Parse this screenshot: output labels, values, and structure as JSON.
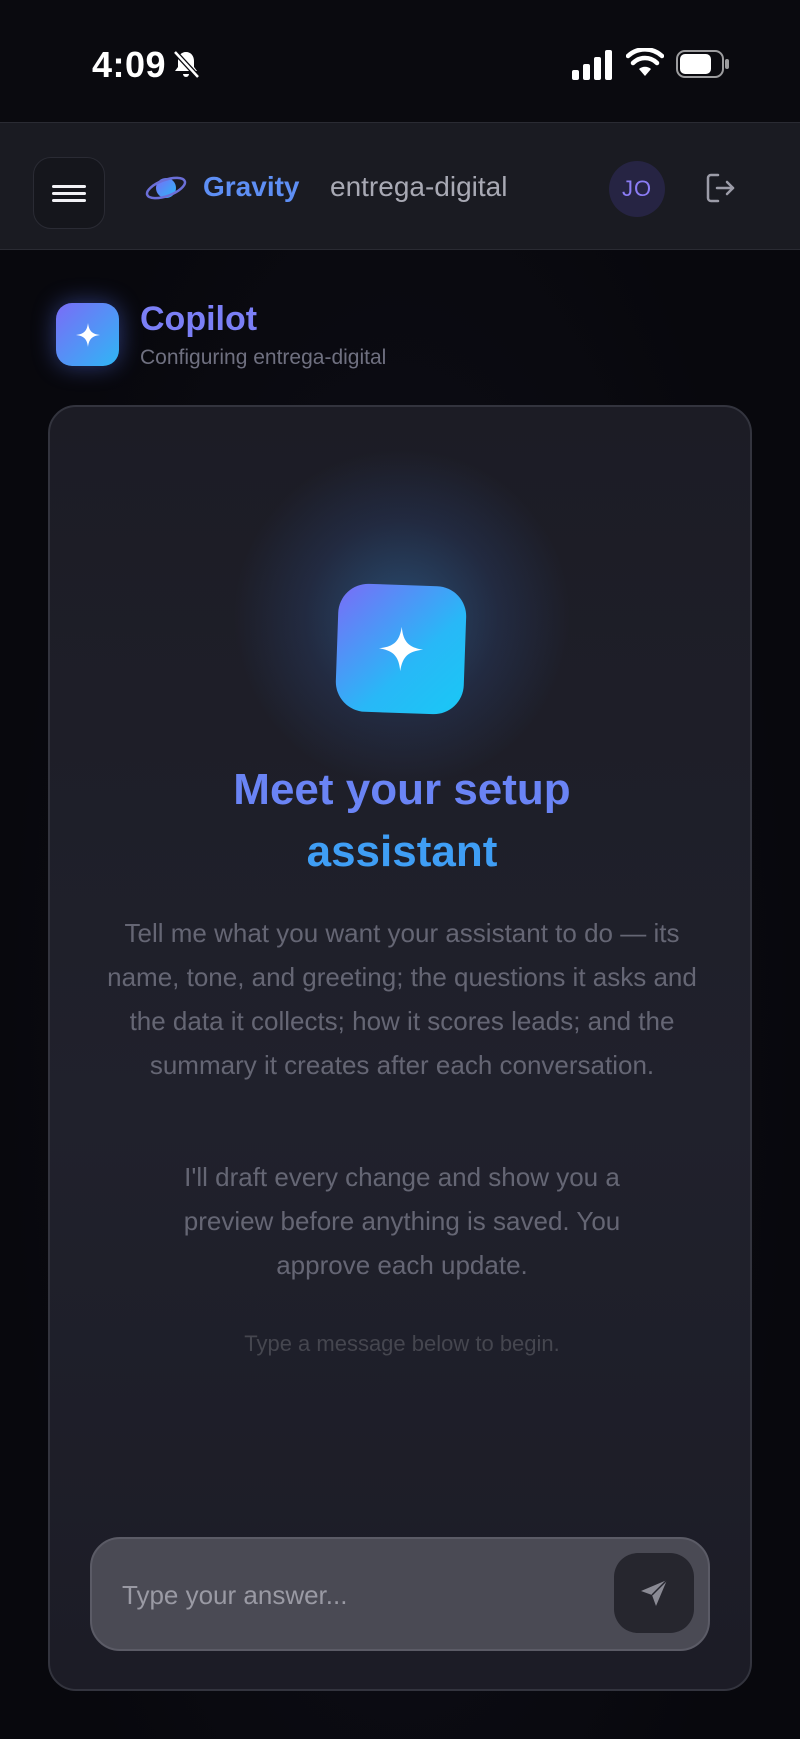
{
  "status_bar": {
    "time": "4:09",
    "icons": [
      "bell-slash-icon",
      "signal-icon",
      "wifi-icon",
      "battery-icon"
    ]
  },
  "header": {
    "menu_icon": "hamburger-icon",
    "logo_icon": "planet-icon",
    "brand": "Gravity",
    "workspace": "entrega-digital",
    "avatar_initials": "JO",
    "logout_icon": "logout-icon"
  },
  "copilot": {
    "icon": "sparkle-icon",
    "title": "Copilot",
    "subtitle": "Configuring entrega-digital"
  },
  "card": {
    "hero_icon": "sparkle-icon",
    "title_line1": "Meet your setup",
    "title_line2": "assistant",
    "paragraph1": "Tell me what you want your assistant to do — its name, tone, and greeting; the questions it asks and the data it collects; how it scores leads; and the summary it creates after each conversation.",
    "paragraph2": "I'll draft every change and show you a preview before anything is saved. You approve each update.",
    "hint": "Type a message below to begin."
  },
  "composer": {
    "placeholder": "Type your answer...",
    "value": "",
    "send_icon": "send-icon"
  },
  "colors": {
    "accent_purple": "#7a6cf7",
    "accent_cyan": "#28b8f7",
    "background": "#08080d"
  }
}
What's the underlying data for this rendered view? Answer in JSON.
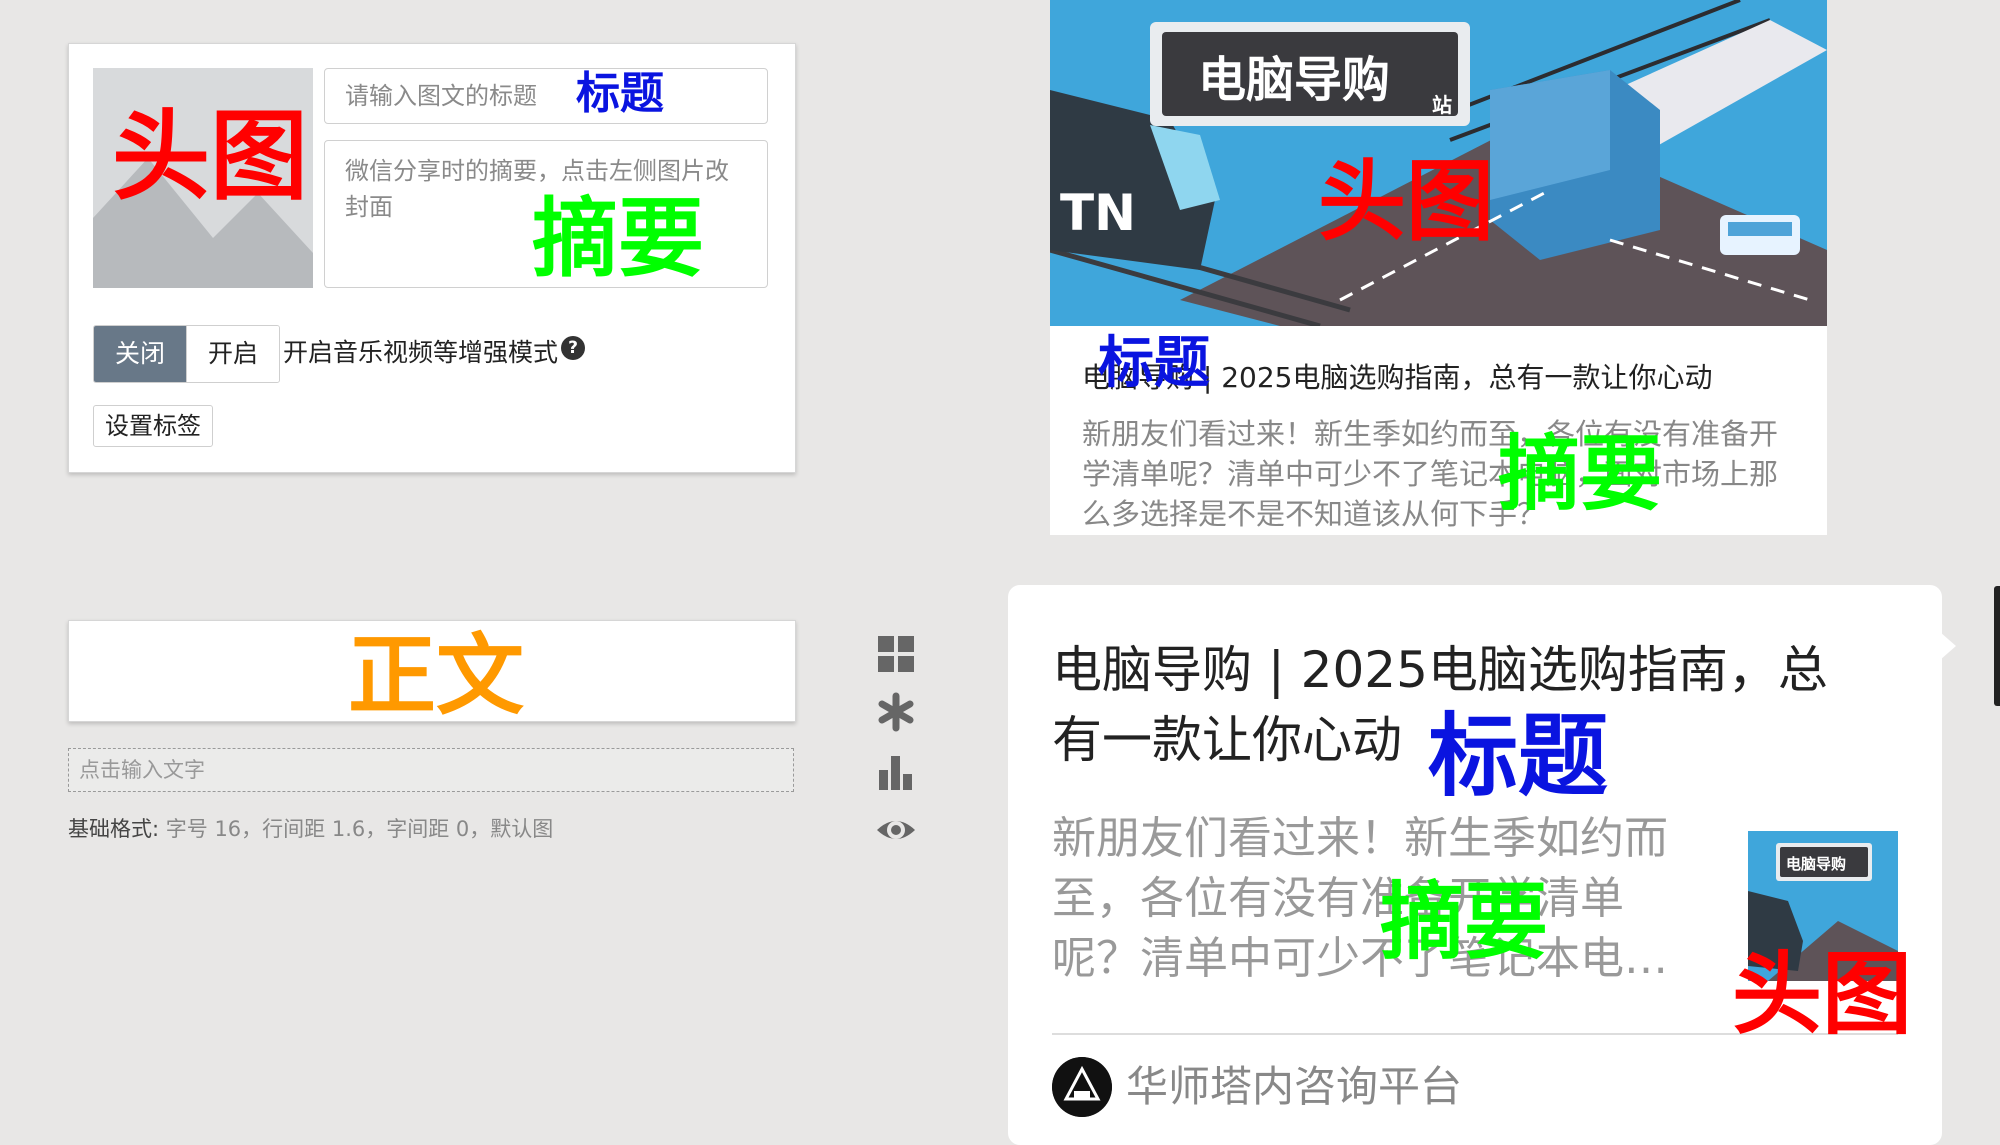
{
  "editor": {
    "title_placeholder": "请输入图文的标题",
    "summary_placeholder": "微信分享时的摘要，点击左侧图片改封面",
    "toggle_off": "关闭",
    "toggle_on": "开启",
    "enhanced_mode_label": "开启音乐视频等增强模式",
    "help_icon": "?",
    "tag_button": "设置标签"
  },
  "body_editor": {
    "text_placeholder": "点击输入文字",
    "format_label": "基础格式:",
    "format_value": "字号 16，行间距 1.6，字间距 0，默认图"
  },
  "toolbar": {
    "icons": [
      "grid-icon",
      "asterisk-icon",
      "bar-chart-icon",
      "eye-icon"
    ]
  },
  "annotations": {
    "head_image": "头图",
    "title": "标题",
    "summary": "摘要",
    "body": "正文"
  },
  "preview_article": {
    "hero_sign": "电脑导购",
    "hero_sign_small": "站",
    "title": "电脑导购 | 2025电脑选购指南，总有一款让你心动",
    "summary": "新朋友们看过来！新生季如约而至，各位有没有准备开学清单呢？清单中可少不了笔记本电脑，面对市场上那么多选择是不是不知道该从何下手？"
  },
  "preview_share": {
    "title": "电脑导购 | 2025电脑选购指南，总有一款让你心动",
    "summary": "新朋友们看过来！新生季如约而至，各位有没有准备开学清单呢？清单中可少不了笔记本电…",
    "thumb_sign": "电脑导购",
    "account_name": "华师塔内咨询平台"
  },
  "colors": {
    "annotation_red": "#ff0000",
    "annotation_blue": "#0a14e0",
    "annotation_green": "#00ff00",
    "annotation_orange": "#ff9900",
    "toggle_active": "#687888"
  }
}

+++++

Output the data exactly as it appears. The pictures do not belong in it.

** TASK RESPONSE **
Parse this screenshot: output labels, values, and structure as JSON.
{
  "status_bar": {
    "time": "4:09",
    "icons": [
      "bell-slash-icon",
      "signal-icon",
      "wifi-icon",
      "battery-icon"
    ]
  },
  "header": {
    "menu_icon": "hamburger-icon",
    "logo_icon": "planet-icon",
    "brand": "Gravity",
    "workspace": "entrega-digital",
    "avatar_initials": "JO",
    "logout_icon": "logout-icon"
  },
  "copilot": {
    "icon": "sparkle-icon",
    "title": "Copilot",
    "subtitle": "Configuring entrega-digital"
  },
  "card": {
    "hero_icon": "sparkle-icon",
    "title_line1": "Meet your setup",
    "title_line2": "assistant",
    "paragraph1": "Tell me what you want your assistant to do — its name, tone, and greeting; the questions it asks and the data it collects; how it scores leads; and the summary it creates after each conversation.",
    "paragraph2": "I'll draft every change and show you a preview before anything is saved. You approve each update.",
    "hint": "Type a message below to begin."
  },
  "composer": {
    "placeholder": "Type your answer...",
    "value": "",
    "send_icon": "send-icon"
  },
  "colors": {
    "accent_purple": "#7a6cf7",
    "accent_cyan": "#28b8f7",
    "background": "#08080d"
  }
}
What's the underlying data for this rendered view? Answer in JSON.
{
  "editor": {
    "title_placeholder": "请输入图文的标题",
    "summary_placeholder": "微信分享时的摘要，点击左侧图片改封面",
    "toggle_off": "关闭",
    "toggle_on": "开启",
    "enhanced_mode_label": "开启音乐视频等增强模式",
    "help_icon": "?",
    "tag_button": "设置标签"
  },
  "body_editor": {
    "text_placeholder": "点击输入文字",
    "format_label": "基础格式:",
    "format_value": "字号 16，行间距 1.6，字间距 0，默认图"
  },
  "toolbar": {
    "icons": [
      "grid-icon",
      "asterisk-icon",
      "bar-chart-icon",
      "eye-icon"
    ]
  },
  "annotations": {
    "head_image": "头图",
    "title": "标题",
    "summary": "摘要",
    "body": "正文"
  },
  "preview_article": {
    "hero_sign": "电脑导购",
    "hero_sign_small": "站",
    "title": "电脑导购 | 2025电脑选购指南，总有一款让你心动",
    "summary": "新朋友们看过来！新生季如约而至，各位有没有准备开学清单呢？清单中可少不了笔记本电脑，面对市场上那么多选择是不是不知道该从何下手？"
  },
  "preview_share": {
    "title": "电脑导购 | 2025电脑选购指南，总有一款让你心动",
    "summary": "新朋友们看过来！新生季如约而至，各位有没有准备开学清单呢？清单中可少不了笔记本电…",
    "thumb_sign": "电脑导购",
    "account_name": "华师塔内咨询平台"
  },
  "colors": {
    "annotation_red": "#ff0000",
    "annotation_blue": "#0a14e0",
    "annotation_green": "#00ff00",
    "annotation_orange": "#ff9900",
    "toggle_active": "#687888"
  }
}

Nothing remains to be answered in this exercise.